*WORK REQUEST:*
Would you please copy every line from the records that contains the word "Judul"?

[Opening EXTRACTED MATERIAL section]

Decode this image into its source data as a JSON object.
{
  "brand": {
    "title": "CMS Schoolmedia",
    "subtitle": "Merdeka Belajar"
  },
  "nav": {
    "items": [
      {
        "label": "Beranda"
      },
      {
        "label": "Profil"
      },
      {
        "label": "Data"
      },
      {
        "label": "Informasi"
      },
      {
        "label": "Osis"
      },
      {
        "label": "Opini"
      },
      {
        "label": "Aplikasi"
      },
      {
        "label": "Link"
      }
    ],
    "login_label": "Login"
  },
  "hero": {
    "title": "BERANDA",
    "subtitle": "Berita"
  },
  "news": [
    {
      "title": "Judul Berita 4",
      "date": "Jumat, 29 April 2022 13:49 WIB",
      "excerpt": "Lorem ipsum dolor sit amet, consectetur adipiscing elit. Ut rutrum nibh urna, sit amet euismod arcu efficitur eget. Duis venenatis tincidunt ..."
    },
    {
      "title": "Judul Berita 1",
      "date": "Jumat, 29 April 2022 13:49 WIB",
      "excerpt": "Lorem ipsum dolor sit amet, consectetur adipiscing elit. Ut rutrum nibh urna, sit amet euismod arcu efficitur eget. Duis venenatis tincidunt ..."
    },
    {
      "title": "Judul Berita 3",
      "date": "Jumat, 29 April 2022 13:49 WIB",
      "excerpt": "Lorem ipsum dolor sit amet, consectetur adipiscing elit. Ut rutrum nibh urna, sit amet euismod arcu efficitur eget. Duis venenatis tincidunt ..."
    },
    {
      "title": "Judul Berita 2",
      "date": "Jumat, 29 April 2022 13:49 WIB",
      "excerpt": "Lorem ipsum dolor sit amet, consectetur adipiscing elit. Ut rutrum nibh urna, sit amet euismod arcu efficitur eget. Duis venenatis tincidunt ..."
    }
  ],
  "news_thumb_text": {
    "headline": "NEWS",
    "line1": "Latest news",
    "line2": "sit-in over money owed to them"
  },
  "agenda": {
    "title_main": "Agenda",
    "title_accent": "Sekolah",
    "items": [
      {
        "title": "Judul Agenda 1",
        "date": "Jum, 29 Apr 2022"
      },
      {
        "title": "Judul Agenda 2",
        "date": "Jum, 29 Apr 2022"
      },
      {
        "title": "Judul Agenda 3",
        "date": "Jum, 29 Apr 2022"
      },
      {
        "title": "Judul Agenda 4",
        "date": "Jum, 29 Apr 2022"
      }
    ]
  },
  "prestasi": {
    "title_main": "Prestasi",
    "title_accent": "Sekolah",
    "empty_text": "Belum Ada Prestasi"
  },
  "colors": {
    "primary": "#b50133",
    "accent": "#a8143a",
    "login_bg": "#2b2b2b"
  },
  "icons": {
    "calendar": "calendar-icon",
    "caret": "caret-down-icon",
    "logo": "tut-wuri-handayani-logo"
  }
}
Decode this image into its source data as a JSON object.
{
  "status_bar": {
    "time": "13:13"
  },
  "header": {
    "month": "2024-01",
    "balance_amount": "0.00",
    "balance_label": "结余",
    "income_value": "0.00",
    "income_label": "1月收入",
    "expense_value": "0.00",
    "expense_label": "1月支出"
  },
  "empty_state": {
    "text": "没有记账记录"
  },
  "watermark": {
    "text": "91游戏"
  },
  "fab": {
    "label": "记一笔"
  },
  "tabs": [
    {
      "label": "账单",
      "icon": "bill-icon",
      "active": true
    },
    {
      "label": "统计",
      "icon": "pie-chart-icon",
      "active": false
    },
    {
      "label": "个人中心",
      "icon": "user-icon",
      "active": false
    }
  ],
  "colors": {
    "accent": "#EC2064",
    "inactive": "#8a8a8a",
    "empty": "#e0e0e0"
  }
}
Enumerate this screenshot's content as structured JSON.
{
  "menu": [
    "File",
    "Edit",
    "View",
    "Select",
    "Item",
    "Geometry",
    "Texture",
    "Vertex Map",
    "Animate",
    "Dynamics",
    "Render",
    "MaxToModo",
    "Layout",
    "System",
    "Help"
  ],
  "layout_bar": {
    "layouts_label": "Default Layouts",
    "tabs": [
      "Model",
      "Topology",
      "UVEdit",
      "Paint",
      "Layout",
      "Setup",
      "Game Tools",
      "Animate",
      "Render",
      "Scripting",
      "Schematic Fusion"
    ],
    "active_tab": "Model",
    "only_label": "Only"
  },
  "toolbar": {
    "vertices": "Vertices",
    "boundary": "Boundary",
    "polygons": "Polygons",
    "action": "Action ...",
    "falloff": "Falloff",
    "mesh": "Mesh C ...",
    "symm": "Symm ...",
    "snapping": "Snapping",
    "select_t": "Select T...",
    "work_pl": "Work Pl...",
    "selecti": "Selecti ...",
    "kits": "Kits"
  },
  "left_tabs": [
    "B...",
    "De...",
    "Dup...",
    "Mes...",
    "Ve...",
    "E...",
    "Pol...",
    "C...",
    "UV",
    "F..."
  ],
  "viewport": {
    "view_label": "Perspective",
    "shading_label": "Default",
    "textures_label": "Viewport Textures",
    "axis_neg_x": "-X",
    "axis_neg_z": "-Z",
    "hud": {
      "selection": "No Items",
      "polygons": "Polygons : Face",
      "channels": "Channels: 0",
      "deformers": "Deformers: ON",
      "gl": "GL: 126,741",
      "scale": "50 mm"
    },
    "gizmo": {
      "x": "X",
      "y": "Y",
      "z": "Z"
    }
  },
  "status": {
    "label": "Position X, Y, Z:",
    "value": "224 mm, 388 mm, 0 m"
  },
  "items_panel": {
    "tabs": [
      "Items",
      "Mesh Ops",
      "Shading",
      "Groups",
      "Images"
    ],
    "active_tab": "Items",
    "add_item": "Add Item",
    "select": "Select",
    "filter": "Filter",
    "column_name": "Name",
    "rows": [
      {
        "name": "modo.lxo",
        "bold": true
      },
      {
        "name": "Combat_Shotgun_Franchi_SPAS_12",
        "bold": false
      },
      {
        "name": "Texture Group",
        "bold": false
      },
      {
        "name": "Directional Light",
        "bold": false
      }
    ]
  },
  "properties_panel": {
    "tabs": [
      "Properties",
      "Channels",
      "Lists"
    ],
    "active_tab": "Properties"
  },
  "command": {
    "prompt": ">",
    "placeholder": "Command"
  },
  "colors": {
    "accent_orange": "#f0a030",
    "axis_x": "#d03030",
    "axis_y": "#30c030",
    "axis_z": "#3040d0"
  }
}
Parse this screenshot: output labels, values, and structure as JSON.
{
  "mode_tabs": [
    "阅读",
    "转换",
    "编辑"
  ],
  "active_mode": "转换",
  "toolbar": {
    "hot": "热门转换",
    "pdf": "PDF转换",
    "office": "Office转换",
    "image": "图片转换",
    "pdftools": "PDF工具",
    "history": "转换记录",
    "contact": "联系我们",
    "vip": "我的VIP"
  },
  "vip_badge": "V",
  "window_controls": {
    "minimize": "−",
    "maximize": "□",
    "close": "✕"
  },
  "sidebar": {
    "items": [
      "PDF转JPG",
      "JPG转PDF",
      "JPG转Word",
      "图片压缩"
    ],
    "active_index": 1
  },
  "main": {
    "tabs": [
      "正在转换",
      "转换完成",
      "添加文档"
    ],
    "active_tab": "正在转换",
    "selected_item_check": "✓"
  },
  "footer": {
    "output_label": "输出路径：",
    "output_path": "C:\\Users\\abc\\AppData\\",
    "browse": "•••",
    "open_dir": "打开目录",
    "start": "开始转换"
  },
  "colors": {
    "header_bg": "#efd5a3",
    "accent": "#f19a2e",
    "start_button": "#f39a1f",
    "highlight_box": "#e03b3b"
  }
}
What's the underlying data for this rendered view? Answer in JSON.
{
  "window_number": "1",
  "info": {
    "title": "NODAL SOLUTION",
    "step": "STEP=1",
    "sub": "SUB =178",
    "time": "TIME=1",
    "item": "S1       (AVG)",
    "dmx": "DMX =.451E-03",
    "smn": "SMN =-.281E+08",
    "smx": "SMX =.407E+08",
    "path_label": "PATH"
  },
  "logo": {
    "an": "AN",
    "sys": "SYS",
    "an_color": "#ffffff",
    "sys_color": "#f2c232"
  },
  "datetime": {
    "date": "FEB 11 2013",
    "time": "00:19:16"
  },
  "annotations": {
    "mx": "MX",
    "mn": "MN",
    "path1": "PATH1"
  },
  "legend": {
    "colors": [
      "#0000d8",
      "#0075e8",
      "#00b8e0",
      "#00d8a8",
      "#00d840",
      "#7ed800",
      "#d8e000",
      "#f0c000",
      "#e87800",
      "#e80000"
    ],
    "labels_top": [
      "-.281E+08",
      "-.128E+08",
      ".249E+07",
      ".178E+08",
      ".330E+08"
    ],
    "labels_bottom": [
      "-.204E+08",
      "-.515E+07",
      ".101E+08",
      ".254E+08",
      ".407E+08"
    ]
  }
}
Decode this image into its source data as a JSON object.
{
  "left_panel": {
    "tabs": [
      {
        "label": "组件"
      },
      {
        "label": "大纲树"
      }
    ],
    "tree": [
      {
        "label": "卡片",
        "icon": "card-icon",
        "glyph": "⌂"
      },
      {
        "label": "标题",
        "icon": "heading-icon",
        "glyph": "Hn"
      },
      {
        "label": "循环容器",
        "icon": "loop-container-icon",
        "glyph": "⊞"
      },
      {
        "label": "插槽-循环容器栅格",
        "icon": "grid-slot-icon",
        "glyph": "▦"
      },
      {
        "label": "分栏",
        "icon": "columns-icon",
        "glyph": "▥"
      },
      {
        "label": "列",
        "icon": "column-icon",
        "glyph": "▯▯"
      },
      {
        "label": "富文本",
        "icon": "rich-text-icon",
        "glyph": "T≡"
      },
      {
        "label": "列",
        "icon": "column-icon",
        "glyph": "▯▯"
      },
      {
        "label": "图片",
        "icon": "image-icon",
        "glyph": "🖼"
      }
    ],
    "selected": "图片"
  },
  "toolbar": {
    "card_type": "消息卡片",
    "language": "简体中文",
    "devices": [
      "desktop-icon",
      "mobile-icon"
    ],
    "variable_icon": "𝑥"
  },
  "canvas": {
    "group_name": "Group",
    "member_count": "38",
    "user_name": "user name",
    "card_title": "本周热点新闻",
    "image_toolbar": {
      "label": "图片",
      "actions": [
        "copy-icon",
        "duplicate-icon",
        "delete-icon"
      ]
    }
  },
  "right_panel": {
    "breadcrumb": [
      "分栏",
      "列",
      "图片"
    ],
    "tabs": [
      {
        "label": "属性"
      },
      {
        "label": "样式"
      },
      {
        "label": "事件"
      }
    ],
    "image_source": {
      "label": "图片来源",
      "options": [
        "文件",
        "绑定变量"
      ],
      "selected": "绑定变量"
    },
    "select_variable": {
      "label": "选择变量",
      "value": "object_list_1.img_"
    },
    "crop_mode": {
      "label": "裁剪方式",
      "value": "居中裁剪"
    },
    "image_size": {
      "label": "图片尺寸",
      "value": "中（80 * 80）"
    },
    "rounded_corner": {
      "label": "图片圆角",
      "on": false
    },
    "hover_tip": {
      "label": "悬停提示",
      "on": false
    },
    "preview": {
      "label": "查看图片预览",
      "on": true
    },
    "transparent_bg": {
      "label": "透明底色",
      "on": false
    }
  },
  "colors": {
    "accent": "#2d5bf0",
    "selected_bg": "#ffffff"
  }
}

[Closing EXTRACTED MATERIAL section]

*TASK ANSWER:*
      "title": "Judul Berita 4",
      "title": "Judul Berita 1",
      "title": "Judul Berita 3",
      "title": "Judul Berita 2",
        "title": "Judul Agenda 1",
        "title": "Judul Agenda 2",
        "title": "Judul Agenda 3",
        "title": "Judul Agenda 4",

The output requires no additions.